» TASK:
Spot each line in the records below where the word "Marín" occurs, then copy it.

» RECORDS:
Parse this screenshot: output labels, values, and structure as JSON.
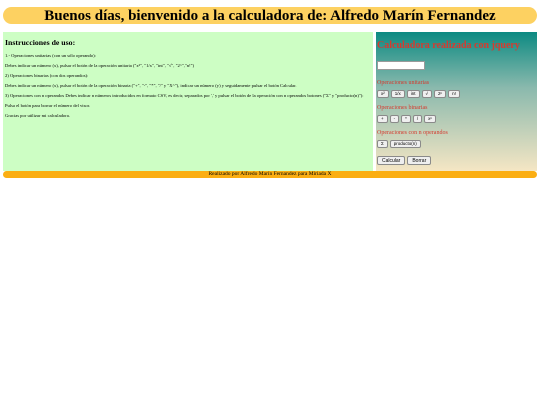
{
  "header": {
    "title": "Buenos días, bienvenido a la calculadora de: Alfredo Marín Fernandez"
  },
  "instructions": {
    "heading": "Instrucciones de uso:",
    "paragraphs": [
      "1.- Operaciones unitarias (con un sólo operando):",
      "Debes indicar un número (x), pulsar el botón de la operación unitaria (\"x²\", \"1/x\", \"int\", \"√\", \"2^\",\"n!\")",
      "2) Operaciones binarias (con dos operandos):",
      "Debes indicar un número (x), pulsar el botón de la operación binaria (\"+\", \"-\", \"*\", \"/\" y \"X^\"), indicar un número (y) y seguidamente pulsar el botón Calcular.",
      "3) Operaciones con n operandos Debes indicar n números introducidos en formato CSV, es decir, separados por ',' y pulsar el botón de la operación con n operandos botones (\"Σ\" y \"producto(n)\"):",
      "Pulsa el botón para borrar el número del visor.",
      "Gracias por utilizar mi calculadora."
    ]
  },
  "calculator": {
    "title": "Calculadora realizada con jquery",
    "display_value": "",
    "sections": {
      "unary": "Operaciones unitarias",
      "binary": "Operaciones binarias",
      "nary": "Operaciones con n operandos"
    },
    "unary_buttons": [
      "x²",
      "1/x",
      "int",
      "√",
      "2ⁿ",
      "n!"
    ],
    "binary_buttons": [
      "+",
      "-",
      "*",
      "/",
      "xⁿ"
    ],
    "nary_buttons": [
      "Σ",
      "producto(n)"
    ],
    "calculate_label": "Calcular",
    "clear_label": "Borrar"
  },
  "footer": {
    "text": "Realizado por Alfredo Marín Fernandez para Miriada X"
  },
  "colors": {
    "header_bg": "#fdd161",
    "instructions_bg": "#cdfec4",
    "footer_bg": "#fbae12",
    "accent_red": "#d53a2f",
    "calc_gradient_top": "#0c8a82",
    "calc_gradient_bottom": "#f5e6c4"
  }
}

» RESULT OF THE EXERCISE:
    "title": "Buenos días, bienvenido a la calculadora de: Alfredo Marín Fernandez"
    "text": "Realizado por Alfredo Marín Fernandez para Miriada X"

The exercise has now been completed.